Books of Life
Fifty-five years ago this month, I used a red phone box in the city of Exeter to call my parents and find out my A level results. Although it happened long ago, I can still remember the trepidation with which I dialled and then my disbelief and euphoria when I heard what they said! I hadn’t failed! I have remembered that experience every August since 1964.
Last Wednesday, the day before this year’s A level results came out, I spent the day with my dear friend and former university flatmate – some of it talking about our time at university. And then there was the report this week of young people who are reportedly questioning the value of the university experience. They are turning to apprenticeships as a more certain way to a salary. And I have been reflecting on the value of my undergraduate experience.
Although I had always loved books, I had not grown up dreaming of going to university. I never saw myself as an academic not least because I didn’t really know what an academic was! Nobody in my family had gone to university. I would not even have applied had one of my teachers not encouraged me. I simply wanted to be a teacher and I knew I could do that by going to what in those days was called a ‘Teachers’ Training College’.

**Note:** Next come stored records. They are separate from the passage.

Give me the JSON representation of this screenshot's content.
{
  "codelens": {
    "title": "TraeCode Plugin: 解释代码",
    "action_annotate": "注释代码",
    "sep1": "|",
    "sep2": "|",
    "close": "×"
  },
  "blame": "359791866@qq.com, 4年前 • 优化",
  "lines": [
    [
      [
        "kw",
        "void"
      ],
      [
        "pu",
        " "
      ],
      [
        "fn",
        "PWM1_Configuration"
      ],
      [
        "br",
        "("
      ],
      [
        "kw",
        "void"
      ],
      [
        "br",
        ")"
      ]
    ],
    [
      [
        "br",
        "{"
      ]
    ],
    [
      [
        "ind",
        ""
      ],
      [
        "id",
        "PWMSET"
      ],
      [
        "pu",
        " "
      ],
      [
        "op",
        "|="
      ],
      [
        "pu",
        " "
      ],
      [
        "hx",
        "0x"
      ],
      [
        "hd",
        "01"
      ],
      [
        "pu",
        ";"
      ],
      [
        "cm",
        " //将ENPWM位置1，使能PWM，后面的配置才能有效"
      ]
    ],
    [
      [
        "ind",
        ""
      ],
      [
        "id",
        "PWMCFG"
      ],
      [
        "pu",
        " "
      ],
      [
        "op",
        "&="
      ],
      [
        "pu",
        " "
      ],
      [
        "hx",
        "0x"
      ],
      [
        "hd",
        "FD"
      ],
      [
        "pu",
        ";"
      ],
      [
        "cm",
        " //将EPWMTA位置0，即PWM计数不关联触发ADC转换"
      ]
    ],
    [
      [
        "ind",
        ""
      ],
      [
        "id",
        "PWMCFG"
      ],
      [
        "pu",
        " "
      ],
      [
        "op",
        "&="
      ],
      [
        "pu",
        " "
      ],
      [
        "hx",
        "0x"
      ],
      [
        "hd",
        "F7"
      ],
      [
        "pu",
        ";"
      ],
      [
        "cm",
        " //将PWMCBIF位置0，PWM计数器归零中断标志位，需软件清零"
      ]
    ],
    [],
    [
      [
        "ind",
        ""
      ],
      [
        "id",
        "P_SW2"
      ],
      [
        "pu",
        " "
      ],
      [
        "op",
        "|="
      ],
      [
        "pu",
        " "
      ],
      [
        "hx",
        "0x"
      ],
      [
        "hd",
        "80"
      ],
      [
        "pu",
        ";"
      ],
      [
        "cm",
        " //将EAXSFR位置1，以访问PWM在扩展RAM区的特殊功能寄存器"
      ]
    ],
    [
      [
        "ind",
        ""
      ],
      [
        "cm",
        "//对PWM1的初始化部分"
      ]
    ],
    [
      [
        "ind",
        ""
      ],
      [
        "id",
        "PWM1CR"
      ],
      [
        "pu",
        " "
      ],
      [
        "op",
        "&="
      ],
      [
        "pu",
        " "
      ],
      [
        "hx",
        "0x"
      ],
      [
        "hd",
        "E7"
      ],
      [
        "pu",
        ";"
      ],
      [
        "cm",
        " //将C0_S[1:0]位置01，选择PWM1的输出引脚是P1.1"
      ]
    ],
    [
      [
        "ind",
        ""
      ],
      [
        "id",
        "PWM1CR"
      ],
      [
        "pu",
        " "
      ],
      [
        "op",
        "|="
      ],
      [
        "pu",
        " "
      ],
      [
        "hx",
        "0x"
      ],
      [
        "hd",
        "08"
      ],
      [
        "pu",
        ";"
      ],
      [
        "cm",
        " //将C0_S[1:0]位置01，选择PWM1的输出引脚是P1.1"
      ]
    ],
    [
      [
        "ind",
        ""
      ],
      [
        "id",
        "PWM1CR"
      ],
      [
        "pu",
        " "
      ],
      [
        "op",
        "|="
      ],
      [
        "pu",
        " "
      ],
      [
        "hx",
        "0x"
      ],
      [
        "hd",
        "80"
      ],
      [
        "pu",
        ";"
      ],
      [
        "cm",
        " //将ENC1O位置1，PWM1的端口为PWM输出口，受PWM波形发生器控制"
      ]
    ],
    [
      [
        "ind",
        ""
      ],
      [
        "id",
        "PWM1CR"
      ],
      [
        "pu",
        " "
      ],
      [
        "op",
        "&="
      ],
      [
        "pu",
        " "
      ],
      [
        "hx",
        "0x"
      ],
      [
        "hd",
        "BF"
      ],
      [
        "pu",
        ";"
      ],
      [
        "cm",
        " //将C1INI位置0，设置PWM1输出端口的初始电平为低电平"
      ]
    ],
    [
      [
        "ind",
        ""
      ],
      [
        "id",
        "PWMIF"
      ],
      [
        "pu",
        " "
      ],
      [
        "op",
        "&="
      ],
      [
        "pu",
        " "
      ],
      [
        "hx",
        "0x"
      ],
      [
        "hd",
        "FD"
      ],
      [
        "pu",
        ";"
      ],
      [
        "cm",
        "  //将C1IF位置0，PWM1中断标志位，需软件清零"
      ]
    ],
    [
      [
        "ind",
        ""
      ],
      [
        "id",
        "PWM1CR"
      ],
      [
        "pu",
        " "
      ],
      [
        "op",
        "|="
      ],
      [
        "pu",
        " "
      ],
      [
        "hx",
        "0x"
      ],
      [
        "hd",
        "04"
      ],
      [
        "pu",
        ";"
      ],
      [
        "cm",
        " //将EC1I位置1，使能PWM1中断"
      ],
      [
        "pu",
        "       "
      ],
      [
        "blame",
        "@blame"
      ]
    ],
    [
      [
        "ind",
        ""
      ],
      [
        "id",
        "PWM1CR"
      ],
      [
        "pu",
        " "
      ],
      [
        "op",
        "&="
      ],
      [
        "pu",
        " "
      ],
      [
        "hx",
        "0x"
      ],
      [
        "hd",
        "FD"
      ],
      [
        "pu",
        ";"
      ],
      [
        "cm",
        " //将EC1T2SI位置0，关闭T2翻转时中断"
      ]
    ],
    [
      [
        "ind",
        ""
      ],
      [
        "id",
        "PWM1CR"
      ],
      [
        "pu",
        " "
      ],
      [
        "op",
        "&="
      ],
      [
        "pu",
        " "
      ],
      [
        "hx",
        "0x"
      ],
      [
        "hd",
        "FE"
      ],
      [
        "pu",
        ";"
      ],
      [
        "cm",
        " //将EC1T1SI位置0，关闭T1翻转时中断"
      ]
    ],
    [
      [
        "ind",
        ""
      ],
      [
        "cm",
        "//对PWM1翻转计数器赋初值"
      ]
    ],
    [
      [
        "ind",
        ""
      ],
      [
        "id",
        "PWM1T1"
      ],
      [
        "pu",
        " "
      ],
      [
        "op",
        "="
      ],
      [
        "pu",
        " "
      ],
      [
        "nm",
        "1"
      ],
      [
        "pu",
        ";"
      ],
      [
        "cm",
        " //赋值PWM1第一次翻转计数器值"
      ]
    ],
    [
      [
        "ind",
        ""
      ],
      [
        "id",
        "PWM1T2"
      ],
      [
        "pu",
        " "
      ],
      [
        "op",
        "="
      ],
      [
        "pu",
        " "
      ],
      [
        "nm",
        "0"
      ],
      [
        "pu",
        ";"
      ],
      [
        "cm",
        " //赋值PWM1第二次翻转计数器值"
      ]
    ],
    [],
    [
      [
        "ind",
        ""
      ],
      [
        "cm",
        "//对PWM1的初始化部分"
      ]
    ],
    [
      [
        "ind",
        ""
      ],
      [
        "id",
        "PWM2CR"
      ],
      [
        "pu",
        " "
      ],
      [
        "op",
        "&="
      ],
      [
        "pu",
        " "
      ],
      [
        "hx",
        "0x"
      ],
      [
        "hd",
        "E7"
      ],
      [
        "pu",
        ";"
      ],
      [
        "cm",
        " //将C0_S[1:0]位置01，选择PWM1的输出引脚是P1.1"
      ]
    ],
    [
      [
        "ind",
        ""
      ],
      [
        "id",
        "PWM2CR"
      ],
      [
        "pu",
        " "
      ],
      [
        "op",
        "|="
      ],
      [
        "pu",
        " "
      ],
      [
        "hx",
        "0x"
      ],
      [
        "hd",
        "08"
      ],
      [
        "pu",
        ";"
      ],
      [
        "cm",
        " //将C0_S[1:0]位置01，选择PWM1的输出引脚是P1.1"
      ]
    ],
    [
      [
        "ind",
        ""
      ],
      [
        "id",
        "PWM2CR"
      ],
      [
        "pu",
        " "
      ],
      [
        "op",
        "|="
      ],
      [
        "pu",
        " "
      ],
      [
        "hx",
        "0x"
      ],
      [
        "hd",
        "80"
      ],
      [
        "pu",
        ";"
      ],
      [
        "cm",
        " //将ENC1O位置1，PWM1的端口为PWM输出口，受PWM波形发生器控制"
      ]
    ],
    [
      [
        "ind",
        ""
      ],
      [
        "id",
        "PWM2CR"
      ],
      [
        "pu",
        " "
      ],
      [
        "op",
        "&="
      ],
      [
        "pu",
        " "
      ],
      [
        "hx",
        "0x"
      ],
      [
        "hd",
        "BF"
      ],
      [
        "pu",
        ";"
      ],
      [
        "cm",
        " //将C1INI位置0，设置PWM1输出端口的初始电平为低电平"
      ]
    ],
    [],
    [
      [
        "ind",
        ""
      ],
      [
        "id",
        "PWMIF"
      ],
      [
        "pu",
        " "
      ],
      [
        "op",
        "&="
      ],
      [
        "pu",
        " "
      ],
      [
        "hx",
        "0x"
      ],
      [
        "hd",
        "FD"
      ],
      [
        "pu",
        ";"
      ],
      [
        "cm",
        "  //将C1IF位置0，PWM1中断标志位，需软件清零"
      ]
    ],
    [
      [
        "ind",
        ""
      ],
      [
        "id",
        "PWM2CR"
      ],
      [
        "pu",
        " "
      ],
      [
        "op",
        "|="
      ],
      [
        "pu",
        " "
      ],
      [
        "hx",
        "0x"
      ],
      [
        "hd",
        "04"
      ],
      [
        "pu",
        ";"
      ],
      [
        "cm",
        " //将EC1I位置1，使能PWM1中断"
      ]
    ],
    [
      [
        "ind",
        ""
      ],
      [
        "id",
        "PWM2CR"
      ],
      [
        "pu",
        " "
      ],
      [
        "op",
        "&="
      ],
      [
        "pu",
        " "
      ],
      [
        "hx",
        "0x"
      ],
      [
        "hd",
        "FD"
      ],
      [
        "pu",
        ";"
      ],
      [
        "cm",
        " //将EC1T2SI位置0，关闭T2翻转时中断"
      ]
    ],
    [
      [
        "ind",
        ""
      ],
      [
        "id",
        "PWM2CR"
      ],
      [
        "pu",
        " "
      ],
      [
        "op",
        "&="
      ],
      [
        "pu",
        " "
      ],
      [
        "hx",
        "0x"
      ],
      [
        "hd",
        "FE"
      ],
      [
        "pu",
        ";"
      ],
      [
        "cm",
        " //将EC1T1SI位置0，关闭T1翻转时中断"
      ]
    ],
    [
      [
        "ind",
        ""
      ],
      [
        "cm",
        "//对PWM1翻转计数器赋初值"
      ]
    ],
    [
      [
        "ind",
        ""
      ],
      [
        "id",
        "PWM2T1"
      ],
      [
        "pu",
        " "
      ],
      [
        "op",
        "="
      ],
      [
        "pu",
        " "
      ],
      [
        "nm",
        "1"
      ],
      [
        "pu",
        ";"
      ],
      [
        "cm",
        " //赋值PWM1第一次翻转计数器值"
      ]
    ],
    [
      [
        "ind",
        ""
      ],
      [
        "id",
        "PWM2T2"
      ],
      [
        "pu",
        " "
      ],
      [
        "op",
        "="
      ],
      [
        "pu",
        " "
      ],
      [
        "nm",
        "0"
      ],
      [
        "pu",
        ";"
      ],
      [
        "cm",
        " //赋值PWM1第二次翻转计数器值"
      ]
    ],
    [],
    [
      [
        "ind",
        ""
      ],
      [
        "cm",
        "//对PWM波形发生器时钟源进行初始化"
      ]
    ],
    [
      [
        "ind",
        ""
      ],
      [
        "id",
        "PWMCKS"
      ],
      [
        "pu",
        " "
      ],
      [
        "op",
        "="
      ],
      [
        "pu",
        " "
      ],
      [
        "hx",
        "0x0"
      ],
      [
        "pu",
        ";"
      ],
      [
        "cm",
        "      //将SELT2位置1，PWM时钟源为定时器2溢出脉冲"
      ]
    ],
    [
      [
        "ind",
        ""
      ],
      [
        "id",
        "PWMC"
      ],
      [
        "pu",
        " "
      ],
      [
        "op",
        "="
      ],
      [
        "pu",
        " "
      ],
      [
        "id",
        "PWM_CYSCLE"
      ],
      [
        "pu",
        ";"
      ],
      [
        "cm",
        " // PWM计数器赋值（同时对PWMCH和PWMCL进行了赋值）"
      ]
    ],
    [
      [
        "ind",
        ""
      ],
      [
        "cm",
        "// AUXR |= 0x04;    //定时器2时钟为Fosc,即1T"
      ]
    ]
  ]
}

For the first few months, I found the university world overwhelming and entirely intimidating. But it piqued my ever-present curiosity! From the beginning, I was fascinated by the seriousness with which academics explored ideas. It was a seriousness that I had seen previously but only in people expressing religious commitment. I could not dismiss the vital significance of the questions my teachers were asking. As I settled in, my curiosity developed into a new relish for the mental gymnastics required to see different views of the world from mine.
I began to recognise the inward-looking and often self-congratulatory attitude of some of the Christian approaches I had been used to. I had always asked questions. Now I recognised that if I was to be a believer who knew not only what she believed but why she believed it, I needed to stay with my questions. I clearly had quite a lot of thinking to do. If I was going to worship the God who sent a Spirit to ‘lead us into all truth’, I needed to recognise that ‘truth’ was a great deal bigger than I had hitherto understood. And the quest was, in so many ways, far more serious than I had recognised.
The value of university struck me again this week as I undertook a 7-day Facebook challenge. Another close friend nominated me to choose seven of my favourite books and post their covers online. There was far too much agonizing involved! In the end, I opted for ‘literary’ choices rather than broadening the pool of choice to include biographies and dramas and religious and spiritual and psychological books. I could easily have chosen seven in all of those categories.
But as I ‘agonized’, it seemed that the choice between ‘secular and religious’ became more and more artificial. The poems of one of my chosen authors, Emily Dickinson, are choc-a-block with spiritual questions and insights. And all the novels in the Gilead trilogy by Marilynne Robinson my final ‘favourite’ have given me enormous insight into the workings of faith. Lila, the third in the series, challenged me to think about the nature of grace in ways that had never struck me before.
Once again I recognised what I began to learn so many years ago as an undergraduate. All truth is God’s truth. And ‘the truth as it is in Jesus’ may be rooted in the Bible but it can be heard and touched in so many different ways.